The essential methodology for creating such a system is already embedded in many research practices. For instance, a study of Cicero’s letters may wish to know how many letters there are, who was the intended recipient for each letter, what people and places were mentioned in the letters, and where the letters were written. Similarly, a project of Greek garrisons may wish to identify garrisons, their locations, commanders, and establishing authority. Simply listing and assigning a unique ID to the various answers to these research questions creates the basic elements of a record. Using our examples above, each one of Cicero’s letters should be a new row in a spreadsheet, as should each establishing authority of a Greek garrison. Additional information, such as references to ancient sources, categories for the place/person, or extended notes for each record, should be entered into new columns.

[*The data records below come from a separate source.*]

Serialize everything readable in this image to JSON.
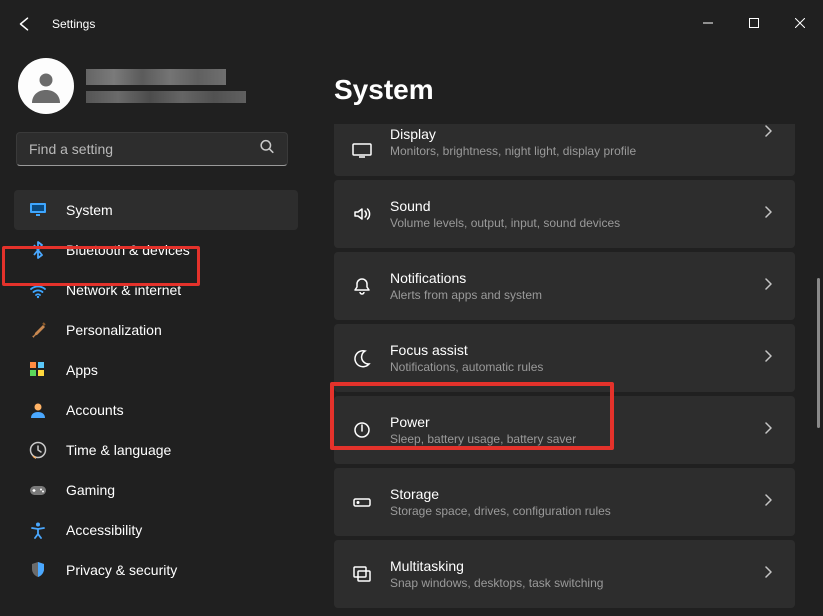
{
  "window": {
    "title": "Settings"
  },
  "search": {
    "placeholder": "Find a setting"
  },
  "sidebar": {
    "items": [
      {
        "label": "System",
        "icon": "monitor",
        "active": true
      },
      {
        "label": "Bluetooth & devices",
        "icon": "bluetooth",
        "active": false
      },
      {
        "label": "Network & internet",
        "icon": "wifi",
        "active": false
      },
      {
        "label": "Personalization",
        "icon": "brush",
        "active": false
      },
      {
        "label": "Apps",
        "icon": "grid",
        "active": false
      },
      {
        "label": "Accounts",
        "icon": "person",
        "active": false
      },
      {
        "label": "Time & language",
        "icon": "clock",
        "active": false
      },
      {
        "label": "Gaming",
        "icon": "gamepad",
        "active": false
      },
      {
        "label": "Accessibility",
        "icon": "accessibility",
        "active": false
      },
      {
        "label": "Privacy & security",
        "icon": "shield",
        "active": false
      }
    ]
  },
  "main": {
    "heading": "System",
    "cards": [
      {
        "title": "Display",
        "sub": "Monitors, brightness, night light, display profile",
        "icon": "display"
      },
      {
        "title": "Sound",
        "sub": "Volume levels, output, input, sound devices",
        "icon": "sound"
      },
      {
        "title": "Notifications",
        "sub": "Alerts from apps and system",
        "icon": "bell"
      },
      {
        "title": "Focus assist",
        "sub": "Notifications, automatic rules",
        "icon": "moon"
      },
      {
        "title": "Power",
        "sub": "Sleep, battery usage, battery saver",
        "icon": "power"
      },
      {
        "title": "Storage",
        "sub": "Storage space, drives, configuration rules",
        "icon": "drive"
      },
      {
        "title": "Multitasking",
        "sub": "Snap windows, desktops, task switching",
        "icon": "multitask"
      }
    ]
  },
  "highlights": {
    "system_nav": true,
    "power_card": true
  },
  "colors": {
    "highlight": "#e4322b",
    "bg": "#202020",
    "card": "#2d2d2d"
  }
}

Illustration 1: An example of a database with each instance of a Greek garrison in literature, papyri, or inscriptions assigned a unique ID. In addition, each entry is associated with a particular Pleiades ID and has additional columns describing different aspects of the garrison.

After establishing an entity and its various data fields in a database, the next task is to describe its relationship to other records. For projects that wish to use a form of social network analysis (SNA), this often takes the form of another spreadsheet/table which focuses on the edges, or connections between different entities (nodes in SNA terminology). In its most basic form such a table has a source column (the node about which the connection is about) and a target (what the source is connected to). For example, a project may wish to model the Seleukid kingdom as a sum of its component communities, with each edge taking the form of “community x is part of political entity y”. Such a relationship can be modeled as Abydos → subordinate → The Seleukid Kingdom (see Illustration 2). This spreadsheet/table can have additional columns further specifying the type of connection, source references, and human-readable titles in addition to the source and target IDs. In addition, each connection should have its own unique ID (which can simply be a sequence of numbers or some other arbitrary scheme) so they can be disambiguated and offered as LOD in their own right.